EXERCISE DATA:
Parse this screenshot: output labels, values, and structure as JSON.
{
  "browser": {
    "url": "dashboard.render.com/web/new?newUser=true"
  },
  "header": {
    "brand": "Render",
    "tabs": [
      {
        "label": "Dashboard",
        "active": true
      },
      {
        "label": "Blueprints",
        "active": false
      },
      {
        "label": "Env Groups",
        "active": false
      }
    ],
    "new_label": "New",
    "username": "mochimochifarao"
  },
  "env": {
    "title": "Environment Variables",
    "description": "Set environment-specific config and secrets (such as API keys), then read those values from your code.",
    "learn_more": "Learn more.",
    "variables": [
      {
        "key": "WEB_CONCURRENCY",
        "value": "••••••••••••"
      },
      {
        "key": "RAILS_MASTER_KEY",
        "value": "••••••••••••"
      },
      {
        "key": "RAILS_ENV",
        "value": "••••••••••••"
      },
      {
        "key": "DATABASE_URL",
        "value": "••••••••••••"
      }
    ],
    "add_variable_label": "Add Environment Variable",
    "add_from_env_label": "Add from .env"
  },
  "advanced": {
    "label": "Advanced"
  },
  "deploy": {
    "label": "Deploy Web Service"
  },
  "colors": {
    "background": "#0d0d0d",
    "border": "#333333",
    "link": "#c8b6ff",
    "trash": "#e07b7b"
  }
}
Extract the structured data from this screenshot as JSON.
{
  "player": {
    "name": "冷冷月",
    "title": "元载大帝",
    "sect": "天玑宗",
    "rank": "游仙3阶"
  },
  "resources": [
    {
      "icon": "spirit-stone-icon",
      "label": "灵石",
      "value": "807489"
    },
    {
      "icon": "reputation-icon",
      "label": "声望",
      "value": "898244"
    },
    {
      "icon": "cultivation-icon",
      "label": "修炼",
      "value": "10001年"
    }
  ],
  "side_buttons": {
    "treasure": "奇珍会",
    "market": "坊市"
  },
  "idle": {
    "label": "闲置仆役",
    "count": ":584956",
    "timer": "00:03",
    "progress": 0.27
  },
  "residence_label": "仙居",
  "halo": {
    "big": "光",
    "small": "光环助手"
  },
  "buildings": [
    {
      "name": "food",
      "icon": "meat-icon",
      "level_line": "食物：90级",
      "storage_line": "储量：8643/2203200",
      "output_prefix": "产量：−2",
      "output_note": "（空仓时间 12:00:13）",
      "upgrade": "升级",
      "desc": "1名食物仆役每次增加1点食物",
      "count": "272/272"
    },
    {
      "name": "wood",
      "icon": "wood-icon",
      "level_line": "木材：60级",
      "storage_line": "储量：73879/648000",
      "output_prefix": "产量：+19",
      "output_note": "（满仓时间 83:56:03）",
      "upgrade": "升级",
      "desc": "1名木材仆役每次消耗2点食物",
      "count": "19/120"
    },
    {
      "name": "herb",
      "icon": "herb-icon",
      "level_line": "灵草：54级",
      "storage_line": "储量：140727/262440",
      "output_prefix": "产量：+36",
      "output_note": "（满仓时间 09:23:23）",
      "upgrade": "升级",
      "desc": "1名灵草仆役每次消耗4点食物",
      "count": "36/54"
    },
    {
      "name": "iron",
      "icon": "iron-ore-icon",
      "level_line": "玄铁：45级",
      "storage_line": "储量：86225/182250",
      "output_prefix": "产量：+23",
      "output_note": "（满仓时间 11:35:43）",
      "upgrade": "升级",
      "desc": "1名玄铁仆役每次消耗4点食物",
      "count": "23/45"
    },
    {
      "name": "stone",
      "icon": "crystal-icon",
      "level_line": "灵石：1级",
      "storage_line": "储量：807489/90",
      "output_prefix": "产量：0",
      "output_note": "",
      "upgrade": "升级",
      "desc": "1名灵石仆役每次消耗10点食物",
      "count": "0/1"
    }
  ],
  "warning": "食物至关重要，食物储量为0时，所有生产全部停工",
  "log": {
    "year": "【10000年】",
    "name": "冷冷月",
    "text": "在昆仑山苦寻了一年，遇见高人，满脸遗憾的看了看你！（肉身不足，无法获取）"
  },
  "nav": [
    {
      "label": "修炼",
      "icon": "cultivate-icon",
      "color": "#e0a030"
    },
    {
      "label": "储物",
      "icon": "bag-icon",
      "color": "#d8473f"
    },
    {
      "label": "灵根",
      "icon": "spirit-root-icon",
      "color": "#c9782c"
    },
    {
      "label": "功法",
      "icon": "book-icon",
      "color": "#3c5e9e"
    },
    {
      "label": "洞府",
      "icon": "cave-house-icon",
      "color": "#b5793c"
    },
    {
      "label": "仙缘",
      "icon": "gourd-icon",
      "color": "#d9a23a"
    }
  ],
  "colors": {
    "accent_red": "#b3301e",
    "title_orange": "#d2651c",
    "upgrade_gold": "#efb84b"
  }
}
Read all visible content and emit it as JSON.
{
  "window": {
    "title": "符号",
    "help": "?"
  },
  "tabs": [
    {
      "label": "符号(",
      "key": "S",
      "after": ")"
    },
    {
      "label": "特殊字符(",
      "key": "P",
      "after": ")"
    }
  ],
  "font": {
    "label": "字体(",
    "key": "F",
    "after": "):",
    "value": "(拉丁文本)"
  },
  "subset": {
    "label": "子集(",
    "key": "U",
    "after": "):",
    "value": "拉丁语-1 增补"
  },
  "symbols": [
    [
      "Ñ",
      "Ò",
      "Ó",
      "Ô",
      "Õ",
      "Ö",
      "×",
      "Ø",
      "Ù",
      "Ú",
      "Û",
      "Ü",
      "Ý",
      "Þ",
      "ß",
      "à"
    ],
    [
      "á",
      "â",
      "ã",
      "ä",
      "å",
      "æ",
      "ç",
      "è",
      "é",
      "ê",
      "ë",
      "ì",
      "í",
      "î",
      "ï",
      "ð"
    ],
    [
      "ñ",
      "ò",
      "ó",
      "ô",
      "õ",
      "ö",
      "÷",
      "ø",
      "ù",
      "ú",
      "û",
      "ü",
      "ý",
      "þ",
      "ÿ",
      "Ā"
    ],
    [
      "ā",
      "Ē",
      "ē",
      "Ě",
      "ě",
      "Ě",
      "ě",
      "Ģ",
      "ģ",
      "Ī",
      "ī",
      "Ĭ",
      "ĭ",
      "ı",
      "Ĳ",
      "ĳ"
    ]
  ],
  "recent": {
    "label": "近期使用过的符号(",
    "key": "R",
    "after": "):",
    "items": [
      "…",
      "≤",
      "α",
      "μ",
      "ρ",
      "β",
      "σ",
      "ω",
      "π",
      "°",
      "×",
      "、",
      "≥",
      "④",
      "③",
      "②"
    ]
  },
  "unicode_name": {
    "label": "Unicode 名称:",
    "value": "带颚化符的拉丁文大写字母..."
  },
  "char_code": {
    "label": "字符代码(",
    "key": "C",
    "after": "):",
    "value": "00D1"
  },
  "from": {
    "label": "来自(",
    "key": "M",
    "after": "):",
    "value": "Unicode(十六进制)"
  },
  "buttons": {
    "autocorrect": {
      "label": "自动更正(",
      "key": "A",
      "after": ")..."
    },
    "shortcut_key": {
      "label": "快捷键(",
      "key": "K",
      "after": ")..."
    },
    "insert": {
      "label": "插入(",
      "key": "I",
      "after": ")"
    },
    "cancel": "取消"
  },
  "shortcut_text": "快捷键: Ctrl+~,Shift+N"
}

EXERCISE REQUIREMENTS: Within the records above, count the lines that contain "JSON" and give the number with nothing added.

EXERCISE ANSWER: 3